Makanda is a town ensconced in natural beauty that has served many functions in Southern Illinois, from a major shipping center to a Valley of the Arts. It is nestled in the southeast corner of Jackson County, with hills and valleys and is just west of Giant City Park.
It was the establishment of the Illinois Central Railroad tracks in 1845 that established Makanda as a fruit shipping hub for Southern Illinois.
Allan Stuck, sculptor and jeweler, said the railroad made an impact on Makanda’s economic climate. The trains ran daily to Chicago to ensure the fruit arrived fresh. Then technology allowed fruit to travel farther, bypassing the village.
“All of the farms down in Cobden, in Anna and Jonesboro seem to get more water than all of us in the little towns,” Stuck said. “Then refrigeration came into existence and Makanda stopped being important as a shipping area,” Stuck said.

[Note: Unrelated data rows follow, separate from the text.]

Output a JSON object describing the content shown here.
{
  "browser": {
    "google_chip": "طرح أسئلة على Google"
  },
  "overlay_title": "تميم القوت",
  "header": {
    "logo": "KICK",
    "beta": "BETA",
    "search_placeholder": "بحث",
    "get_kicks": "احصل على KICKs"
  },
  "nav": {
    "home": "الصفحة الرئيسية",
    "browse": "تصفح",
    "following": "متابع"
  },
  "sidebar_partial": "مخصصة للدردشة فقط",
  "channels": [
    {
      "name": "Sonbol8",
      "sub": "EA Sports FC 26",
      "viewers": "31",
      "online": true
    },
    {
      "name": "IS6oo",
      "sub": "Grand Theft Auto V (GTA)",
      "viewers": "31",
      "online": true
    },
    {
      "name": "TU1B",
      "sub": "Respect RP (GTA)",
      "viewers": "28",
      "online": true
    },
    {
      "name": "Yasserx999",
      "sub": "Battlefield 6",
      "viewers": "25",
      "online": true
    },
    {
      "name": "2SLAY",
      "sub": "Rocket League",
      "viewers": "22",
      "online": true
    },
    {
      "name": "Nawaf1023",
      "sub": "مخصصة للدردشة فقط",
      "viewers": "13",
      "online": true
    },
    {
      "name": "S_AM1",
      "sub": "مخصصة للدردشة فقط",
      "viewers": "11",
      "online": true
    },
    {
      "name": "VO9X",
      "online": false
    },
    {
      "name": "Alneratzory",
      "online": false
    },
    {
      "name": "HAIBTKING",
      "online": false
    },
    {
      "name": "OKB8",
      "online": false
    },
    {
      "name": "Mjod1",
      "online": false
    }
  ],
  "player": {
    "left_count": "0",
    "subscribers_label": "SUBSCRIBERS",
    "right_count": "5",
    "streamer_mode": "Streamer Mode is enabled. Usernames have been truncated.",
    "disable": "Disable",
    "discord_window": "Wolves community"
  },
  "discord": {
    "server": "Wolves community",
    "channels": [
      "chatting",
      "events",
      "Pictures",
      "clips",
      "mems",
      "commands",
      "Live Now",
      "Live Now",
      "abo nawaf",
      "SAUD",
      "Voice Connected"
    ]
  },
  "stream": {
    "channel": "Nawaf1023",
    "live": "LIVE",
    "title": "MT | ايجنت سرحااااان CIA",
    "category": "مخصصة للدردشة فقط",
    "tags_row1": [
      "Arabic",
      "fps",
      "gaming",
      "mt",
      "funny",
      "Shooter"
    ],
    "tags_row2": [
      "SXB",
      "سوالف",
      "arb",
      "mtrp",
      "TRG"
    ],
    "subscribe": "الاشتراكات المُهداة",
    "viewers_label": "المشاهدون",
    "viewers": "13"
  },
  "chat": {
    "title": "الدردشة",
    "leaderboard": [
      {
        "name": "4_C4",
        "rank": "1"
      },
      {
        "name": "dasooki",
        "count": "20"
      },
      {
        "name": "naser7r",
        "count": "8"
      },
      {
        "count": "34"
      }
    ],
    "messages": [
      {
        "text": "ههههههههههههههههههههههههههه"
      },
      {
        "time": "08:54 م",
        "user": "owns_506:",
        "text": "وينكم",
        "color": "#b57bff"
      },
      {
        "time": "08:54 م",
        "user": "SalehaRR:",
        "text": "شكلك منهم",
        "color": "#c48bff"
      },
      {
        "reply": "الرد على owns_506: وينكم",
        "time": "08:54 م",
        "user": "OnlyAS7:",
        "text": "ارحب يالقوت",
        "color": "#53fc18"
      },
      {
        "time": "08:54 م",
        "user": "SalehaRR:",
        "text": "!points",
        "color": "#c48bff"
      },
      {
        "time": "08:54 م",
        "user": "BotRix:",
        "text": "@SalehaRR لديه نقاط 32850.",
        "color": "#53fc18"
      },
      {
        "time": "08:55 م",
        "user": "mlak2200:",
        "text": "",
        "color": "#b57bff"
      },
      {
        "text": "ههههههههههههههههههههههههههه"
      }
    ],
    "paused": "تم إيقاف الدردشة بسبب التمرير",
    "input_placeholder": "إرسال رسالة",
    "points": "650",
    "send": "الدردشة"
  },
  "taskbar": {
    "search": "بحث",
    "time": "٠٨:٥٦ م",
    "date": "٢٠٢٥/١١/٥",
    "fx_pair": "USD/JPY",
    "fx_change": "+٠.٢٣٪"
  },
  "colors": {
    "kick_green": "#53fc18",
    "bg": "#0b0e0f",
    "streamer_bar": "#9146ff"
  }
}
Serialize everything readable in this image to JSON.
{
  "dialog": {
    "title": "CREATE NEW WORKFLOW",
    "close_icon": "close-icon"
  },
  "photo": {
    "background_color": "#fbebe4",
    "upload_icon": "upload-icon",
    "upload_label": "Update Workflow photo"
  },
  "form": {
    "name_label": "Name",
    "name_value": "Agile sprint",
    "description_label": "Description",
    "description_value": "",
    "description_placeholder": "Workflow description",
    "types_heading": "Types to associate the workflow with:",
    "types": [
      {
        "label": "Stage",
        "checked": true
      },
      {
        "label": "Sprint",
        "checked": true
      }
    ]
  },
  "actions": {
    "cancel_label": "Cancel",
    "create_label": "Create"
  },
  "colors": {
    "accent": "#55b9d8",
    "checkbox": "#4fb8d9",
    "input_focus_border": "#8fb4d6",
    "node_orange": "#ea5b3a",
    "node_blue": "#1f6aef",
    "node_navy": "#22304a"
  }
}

Susan Addington, employee of Visions Art Gallery described the desolate scene in Makanda after refrigeration hit the rail lines.
“Then there weren’t any jobs, so everyone left for the big cities,” Addington said. “Makanda went to being almost a ghost town.”
Because of multiple floods and a fire that claimed businesses in the valley, prices were low and the population had dwindled. The affordability led several Southern Illinois University Carbondale artists to change their residences in the early 1970’s. Shortly thereafter, Makanda found its resurgence as an artist haven.
Dave Dardis, proprietor of Rainmaker Art Studio on the boardwalk, moved to Makanda with a few art school friends from SIUC in 1973. He and his two partners rented out studio space for $40 a month.
“When I graduated, I did not want to move north and I thought of a way to stay down here,” Dardis said. “We knew of this town from going to school and at that time there was really nothing except for empty stores.”
Dardis and his two partners traveled across the country selling wares, sometimes for a year at a time.
“We always came back here” Dardis said. “Makanda was our home base.”
Over the next 35 years, more artists followed in Dardis’ footsteps and settled in the village.
Stuck moved from Carbondale to Makanda more than 36 years ago. He was offered a chance to by a house from a friend’s grandfather.
“The house was inexpensive enough for me to be able to buy it, but if I had to buy a house nowadays, I don’t even know if I would be able to survive.” Stuck said. “I still live in that house and they’ll bury me in it.”
This Makanda loyalist sentiment is reflected in the housing market. Even though the population is low, the available property is scarce.
“As we’ve been developing the reputation as Makanda being the Valley of the Arts more people keep coming all of the time.”
Because of the strong artist migration, Makanda is a thriving center for arts. Local art shop, Visions Art Gallery features works from more than 100 local artists.
“All the artists support each other and push each other’s works,” Addington said. “Everyone is real supportive down here.
Makanda boasts two fairs per year in celebration of their rich arts and crafts foundations, with the annual spring Makanda Fest and the fall Vulture Fest. (Makanda Fest is the first weekend in May and Vulture Fest is the 3rd weekend in October) The festivals feature live music, arts and crafts and in the fall, hundreds of black and turkey vultures.
Postmaster Laura Depolo said the vultures take temporary residence in the trees between the post office and Stuck’s studio.
“It’s kind of creepy to come out of the post office in the afternoon to trees full of vultures,” Depolo said. “Allan [Stuck] tells me that the vultures are waiting to get me because I don’t move fast enough.”
For Stuck, his favorite part about Makanda is being surrounded by nature.
“You’ve got all these hills, deer, turkey, bobcats, foxes coyotes,”
Stuck said. “I just like the wildness of it.” Addington agrees and said, “We are in the valley behind Giant City State Park, which is one of the most beautiful places you could every want to see.”
“I think that between our little village down here and the state park behind us, people just swarm down here,” Addington said.
Stuck said that the swarming was because “people with aesthetic senses automatically wanted to move in here.”